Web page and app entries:
******************************

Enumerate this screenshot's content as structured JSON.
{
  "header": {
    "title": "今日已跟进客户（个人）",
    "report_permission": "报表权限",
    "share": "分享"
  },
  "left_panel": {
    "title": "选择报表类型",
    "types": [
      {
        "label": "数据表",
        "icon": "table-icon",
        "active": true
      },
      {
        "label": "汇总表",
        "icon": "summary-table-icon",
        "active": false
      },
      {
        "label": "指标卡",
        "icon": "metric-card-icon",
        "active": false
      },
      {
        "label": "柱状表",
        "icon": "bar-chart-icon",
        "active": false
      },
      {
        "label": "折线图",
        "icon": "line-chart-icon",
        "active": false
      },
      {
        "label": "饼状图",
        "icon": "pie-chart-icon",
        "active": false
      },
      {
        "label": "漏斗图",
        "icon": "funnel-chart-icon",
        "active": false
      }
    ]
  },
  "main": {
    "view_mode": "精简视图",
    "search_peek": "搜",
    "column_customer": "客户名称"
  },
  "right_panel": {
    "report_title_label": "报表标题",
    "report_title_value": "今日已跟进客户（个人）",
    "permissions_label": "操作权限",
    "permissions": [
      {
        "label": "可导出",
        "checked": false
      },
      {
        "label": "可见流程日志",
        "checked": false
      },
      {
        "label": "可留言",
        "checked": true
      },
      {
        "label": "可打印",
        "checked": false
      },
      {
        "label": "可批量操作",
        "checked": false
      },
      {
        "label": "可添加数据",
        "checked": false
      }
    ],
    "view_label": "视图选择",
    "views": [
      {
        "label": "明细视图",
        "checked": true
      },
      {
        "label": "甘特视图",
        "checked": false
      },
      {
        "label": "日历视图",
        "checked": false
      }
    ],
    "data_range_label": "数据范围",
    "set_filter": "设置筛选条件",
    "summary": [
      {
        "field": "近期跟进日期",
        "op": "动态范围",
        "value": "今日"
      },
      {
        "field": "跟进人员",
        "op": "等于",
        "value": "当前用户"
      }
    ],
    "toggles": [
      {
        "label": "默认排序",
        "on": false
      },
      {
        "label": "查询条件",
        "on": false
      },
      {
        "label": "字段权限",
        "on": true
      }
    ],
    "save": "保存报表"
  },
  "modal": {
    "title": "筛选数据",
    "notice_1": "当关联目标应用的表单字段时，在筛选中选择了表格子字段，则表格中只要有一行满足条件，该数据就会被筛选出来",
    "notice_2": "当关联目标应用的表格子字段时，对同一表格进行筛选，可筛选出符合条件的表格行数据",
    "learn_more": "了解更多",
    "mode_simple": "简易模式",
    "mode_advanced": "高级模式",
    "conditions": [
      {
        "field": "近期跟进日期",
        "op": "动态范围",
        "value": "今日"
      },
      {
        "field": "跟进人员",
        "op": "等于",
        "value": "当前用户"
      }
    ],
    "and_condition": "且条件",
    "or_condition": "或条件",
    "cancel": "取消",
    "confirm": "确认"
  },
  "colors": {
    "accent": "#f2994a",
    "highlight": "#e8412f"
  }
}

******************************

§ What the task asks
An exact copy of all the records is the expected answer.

§ Task output
Enumerate this screenshot's content as structured JSON.
{
  "header": {
    "title": "今日已跟进客户（个人）",
    "report_permission": "报表权限",
    "share": "分享"
  },
  "left_panel": {
    "title": "选择报表类型",
    "types": [
      {
        "label": "数据表",
        "icon": "table-icon",
        "active": true
      },
      {
        "label": "汇总表",
        "icon": "summary-table-icon",
        "active": false
      },
      {
        "label": "指标卡",
        "icon": "metric-card-icon",
        "active": false
      },
      {
        "label": "柱状表",
        "icon": "bar-chart-icon",
        "active": false
      },
      {
        "label": "折线图",
        "icon": "line-chart-icon",
        "active": false
      },
      {
        "label": "饼状图",
        "icon": "pie-chart-icon",
        "active": false
      },
      {
        "label": "漏斗图",
        "icon": "funnel-chart-icon",
        "active": false
      }
    ]
  },
  "main": {
    "view_mode": "精简视图",
    "search_peek": "搜",
    "column_customer": "客户名称"
  },
  "right_panel": {
    "report_title_label": "报表标题",
    "report_title_value": "今日已跟进客户（个人）",
    "permissions_label": "操作权限",
    "permissions": [
      {
        "label": "可导出",
        "checked": false
      },
      {
        "label": "可见流程日志",
        "checked": false
      },
      {
        "label": "可留言",
        "checked": true
      },
      {
        "label": "可打印",
        "checked": false
      },
      {
        "label": "可批量操作",
        "checked": false
      },
      {
        "label": "可添加数据",
        "checked": false
      }
    ],
    "view_label": "视图选择",
    "views": [
      {
        "label": "明细视图",
        "checked": true
      },
      {
        "label": "甘特视图",
        "checked": false
      },
      {
        "label": "日历视图",
        "checked": false
      }
    ],
    "data_range_label": "数据范围",
    "set_filter": "设置筛选条件",
    "summary": [
      {
        "field": "近期跟进日期",
        "op": "动态范围",
        "value": "今日"
      },
      {
        "field": "跟进人员",
        "op": "等于",
        "value": "当前用户"
      }
    ],
    "toggles": [
      {
        "label": "默认排序",
        "on": false
      },
      {
        "label": "查询条件",
        "on": false
      },
      {
        "label": "字段权限",
        "on": true
      }
    ],
    "save": "保存报表"
  },
  "modal": {
    "title": "筛选数据",
    "notice_1": "当关联目标应用的表单字段时，在筛选中选择了表格子字段，则表格中只要有一行满足条件，该数据就会被筛选出来",
    "notice_2": "当关联目标应用的表格子字段时，对同一表格进行筛选，可筛选出符合条件的表格行数据",
    "learn_more": "了解更多",
    "mode_simple": "简易模式",
    "mode_advanced": "高级模式",
    "conditions": [
      {
        "field": "近期跟进日期",
        "op": "动态范围",
        "value": "今日"
      },
      {
        "field": "跟进人员",
        "op": "等于",
        "value": "当前用户"
      }
    ],
    "and_condition": "且条件",
    "or_condition": "或条件",
    "cancel": "取消",
    "confirm": "确认"
  },
  "colors": {
    "accent": "#f2994a",
    "highlight": "#e8412f"
  }
}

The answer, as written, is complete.